Erik and Jennifer Karpinski with their children, Dylan, 8; Morgan, 6; and Kassidy, 3 months
On a crisp Vermont evening, there's nothing like toasting marshmallows over an open fire. Two years ago, however, things got a bit too crispy for the Karpinski family when they lost their vacation home — a condominium at Sugarbush Resort — to a fire that may have been caused by a neighbor's wood-burning fireplace.
Still, the Karpinskis kindled a passion for gathering around a fire as a family, which sparked an idea when they built a new home in South Burlington last year. "We always wanted some sort of fire element," says dad Erik, "and we'd never had a fire pit before."
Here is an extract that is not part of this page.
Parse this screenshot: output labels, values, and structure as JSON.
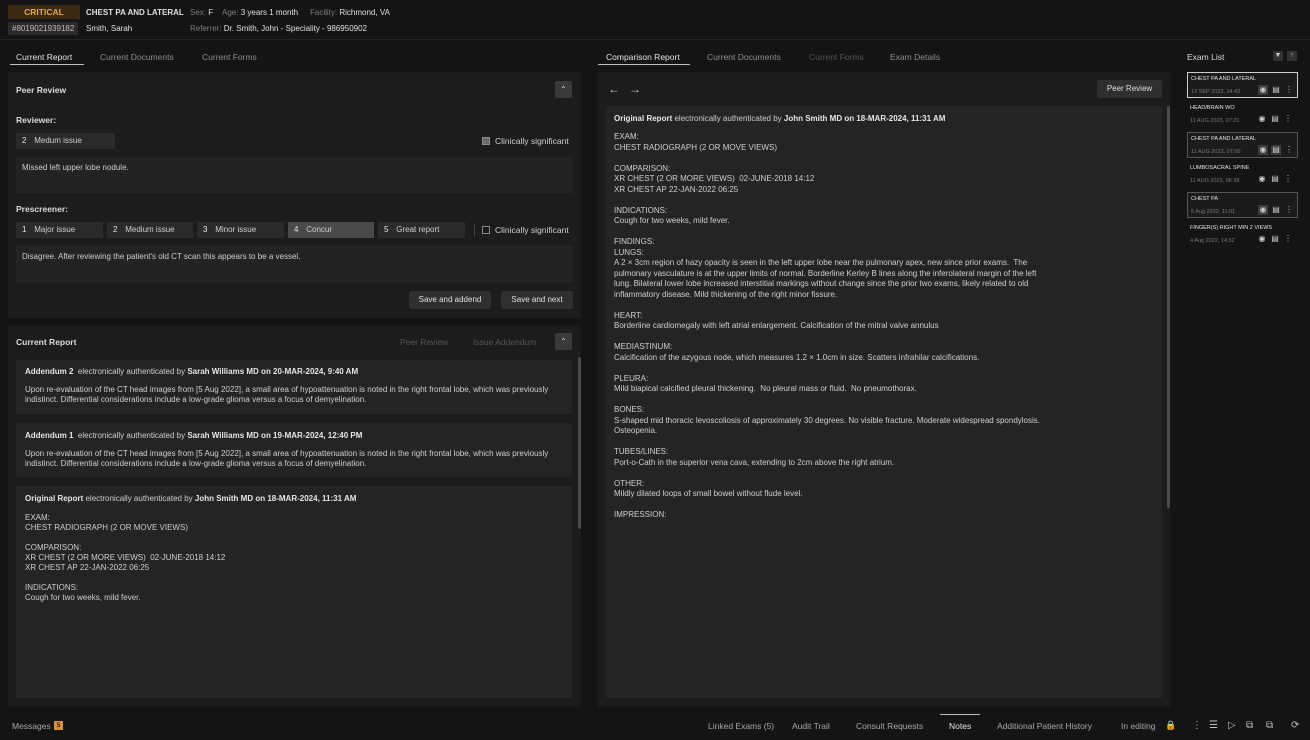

It was challenging to find one long stone slab to serve as a backdrop, so landscape architect Keith Wagner pieced together two chunks of dense schist that he got from a quarry in southern Vermont. He devised a clever way to hold them together and keep the pit looking pretty — a zipper of metal bolts running up the back. A flat piece of cold-rolled steel is affixed to the stone, with five metal fingers jutting out to hold the wood.
"When people come over, they joke that it's a floating fireplace," says Erik of the 16-inch gap between the bottom of the stone slab and the ground. "We use the fire pit most in the fall: It's entertaining; it's time with the kids."
Adds mom Jennifer, "It's a space to gather with no technology — we just sit."
The Karpinski kids are especially pleased with the end product. Three-month-old Kassidy stays snug in her pajamas on gray couches set around the space, while Dylan, 8, loves the warmth at nighttime. Meanwhile, 6-year-old Morgan doesn't miss a beat when asked her favorite aspect of the fire pit. "Sometimes," she says, "we have s'mores."
(From Keith Wagner of Wagner Hodgson Landscape Architecture)
Some stones can be damaged by the heat of a fire. Consult someone who knows what works for a fire pit.
If the fire pit is in the ground, be sure to have a drain and ventilating slats for the fire to burn properly.
Consider the predominant wind direction when planning the site of the fire pit.
Don't make the pit too large, which might cause you to overfill it with wood and create a fire that is dangerously big.
Locate wood fire pits at least 18 to 20 feet away from a house. (For a gas fire pit, the distance isn't a concern, as there's no smoke or sparks.)
This article was originally published in Seven Days' monthly parenting magazine, Kids VT.